SOURCE RECORDS:
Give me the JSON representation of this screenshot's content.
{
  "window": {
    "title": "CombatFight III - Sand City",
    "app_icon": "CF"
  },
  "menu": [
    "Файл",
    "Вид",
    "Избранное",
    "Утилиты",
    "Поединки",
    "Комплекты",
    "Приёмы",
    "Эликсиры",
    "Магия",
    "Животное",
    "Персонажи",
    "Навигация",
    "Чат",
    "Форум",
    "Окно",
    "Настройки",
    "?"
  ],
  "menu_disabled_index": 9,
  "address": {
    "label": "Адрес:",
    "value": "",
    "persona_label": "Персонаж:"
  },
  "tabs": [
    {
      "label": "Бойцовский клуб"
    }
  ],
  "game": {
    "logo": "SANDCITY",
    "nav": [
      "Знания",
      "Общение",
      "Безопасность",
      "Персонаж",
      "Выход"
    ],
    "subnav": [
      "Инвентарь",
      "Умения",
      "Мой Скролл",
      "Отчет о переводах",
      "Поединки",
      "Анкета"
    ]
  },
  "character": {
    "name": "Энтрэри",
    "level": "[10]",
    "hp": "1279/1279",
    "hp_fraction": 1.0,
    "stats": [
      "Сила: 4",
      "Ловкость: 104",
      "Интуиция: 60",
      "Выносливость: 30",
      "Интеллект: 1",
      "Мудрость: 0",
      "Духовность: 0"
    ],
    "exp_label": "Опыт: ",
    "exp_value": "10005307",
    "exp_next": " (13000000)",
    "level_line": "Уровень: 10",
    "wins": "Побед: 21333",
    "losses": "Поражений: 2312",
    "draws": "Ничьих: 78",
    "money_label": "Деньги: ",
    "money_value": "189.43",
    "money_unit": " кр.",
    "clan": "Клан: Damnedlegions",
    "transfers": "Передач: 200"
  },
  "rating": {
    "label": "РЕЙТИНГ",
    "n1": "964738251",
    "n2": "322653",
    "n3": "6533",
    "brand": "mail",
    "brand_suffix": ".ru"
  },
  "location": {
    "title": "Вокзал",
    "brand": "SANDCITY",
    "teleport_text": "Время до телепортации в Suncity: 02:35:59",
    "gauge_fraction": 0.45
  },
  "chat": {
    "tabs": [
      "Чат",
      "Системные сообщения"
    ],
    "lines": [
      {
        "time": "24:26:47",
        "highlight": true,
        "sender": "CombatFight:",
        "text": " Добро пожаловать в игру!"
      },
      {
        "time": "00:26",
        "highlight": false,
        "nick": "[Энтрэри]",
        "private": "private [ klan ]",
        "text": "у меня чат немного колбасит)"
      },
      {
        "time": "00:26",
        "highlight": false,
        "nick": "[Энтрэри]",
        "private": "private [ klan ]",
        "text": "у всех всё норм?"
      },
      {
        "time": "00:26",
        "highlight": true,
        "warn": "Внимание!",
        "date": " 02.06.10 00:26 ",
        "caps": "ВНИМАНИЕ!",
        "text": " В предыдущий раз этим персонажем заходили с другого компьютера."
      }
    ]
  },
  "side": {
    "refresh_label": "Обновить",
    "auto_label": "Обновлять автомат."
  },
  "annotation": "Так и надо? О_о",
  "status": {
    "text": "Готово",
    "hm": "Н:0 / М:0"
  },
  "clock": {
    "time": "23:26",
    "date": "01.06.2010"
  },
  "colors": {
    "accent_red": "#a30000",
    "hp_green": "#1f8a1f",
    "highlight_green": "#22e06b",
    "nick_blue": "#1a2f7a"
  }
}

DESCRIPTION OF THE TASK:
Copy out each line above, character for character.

RESULT BELOW:
Give me the JSON representation of this screenshot's content.
{
  "window": {
    "title": "CombatFight III - Sand City",
    "app_icon": "CF"
  },
  "menu": [
    "Файл",
    "Вид",
    "Избранное",
    "Утилиты",
    "Поединки",
    "Комплекты",
    "Приёмы",
    "Эликсиры",
    "Магия",
    "Животное",
    "Персонажи",
    "Навигация",
    "Чат",
    "Форум",
    "Окно",
    "Настройки",
    "?"
  ],
  "menu_disabled_index": 9,
  "address": {
    "label": "Адрес:",
    "value": "",
    "persona_label": "Персонаж:"
  },
  "tabs": [
    {
      "label": "Бойцовский клуб"
    }
  ],
  "game": {
    "logo": "SANDCITY",
    "nav": [
      "Знания",
      "Общение",
      "Безопасность",
      "Персонаж",
      "Выход"
    ],
    "subnav": [
      "Инвентарь",
      "Умения",
      "Мой Скролл",
      "Отчет о переводах",
      "Поединки",
      "Анкета"
    ]
  },
  "character": {
    "name": "Энтрэри",
    "level": "[10]",
    "hp": "1279/1279",
    "hp_fraction": 1.0,
    "stats": [
      "Сила: 4",
      "Ловкость: 104",
      "Интуиция: 60",
      "Выносливость: 30",
      "Интеллект: 1",
      "Мудрость: 0",
      "Духовность: 0"
    ],
    "exp_label": "Опыт: ",
    "exp_value": "10005307",
    "exp_next": " (13000000)",
    "level_line": "Уровень: 10",
    "wins": "Побед: 21333",
    "losses": "Поражений: 2312",
    "draws": "Ничьих: 78",
    "money_label": "Деньги: ",
    "money_value": "189.43",
    "money_unit": " кр.",
    "clan": "Клан: Damnedlegions",
    "transfers": "Передач: 200"
  },
  "rating": {
    "label": "РЕЙТИНГ",
    "n1": "964738251",
    "n2": "322653",
    "n3": "6533",
    "brand": "mail",
    "brand_suffix": ".ru"
  },
  "location": {
    "title": "Вокзал",
    "brand": "SANDCITY",
    "teleport_text": "Время до телепортации в Suncity: 02:35:59",
    "gauge_fraction": 0.45
  },
  "chat": {
    "tabs": [
      "Чат",
      "Системные сообщения"
    ],
    "lines": [
      {
        "time": "24:26:47",
        "highlight": true,
        "sender": "CombatFight:",
        "text": " Добро пожаловать в игру!"
      },
      {
        "time": "00:26",
        "highlight": false,
        "nick": "[Энтрэри]",
        "private": "private [ klan ]",
        "text": "у меня чат немного колбасит)"
      },
      {
        "time": "00:26",
        "highlight": false,
        "nick": "[Энтрэри]",
        "private": "private [ klan ]",
        "text": "у всех всё норм?"
      },
      {
        "time": "00:26",
        "highlight": true,
        "warn": "Внимание!",
        "date": " 02.06.10 00:26 ",
        "caps": "ВНИМАНИЕ!",
        "text": " В предыдущий раз этим персонажем заходили с другого компьютера."
      }
    ]
  },
  "side": {
    "refresh_label": "Обновить",
    "auto_label": "Обновлять автомат."
  },
  "annotation": "Так и надо? О_о",
  "status": {
    "text": "Готово",
    "hm": "Н:0 / М:0"
  },
  "clock": {
    "time": "23:26",
    "date": "01.06.2010"
  },
  "colors": {
    "accent_red": "#a30000",
    "hp_green": "#1f8a1f",
    "highlight_green": "#22e06b",
    "nick_blue": "#1a2f7a"
  }
}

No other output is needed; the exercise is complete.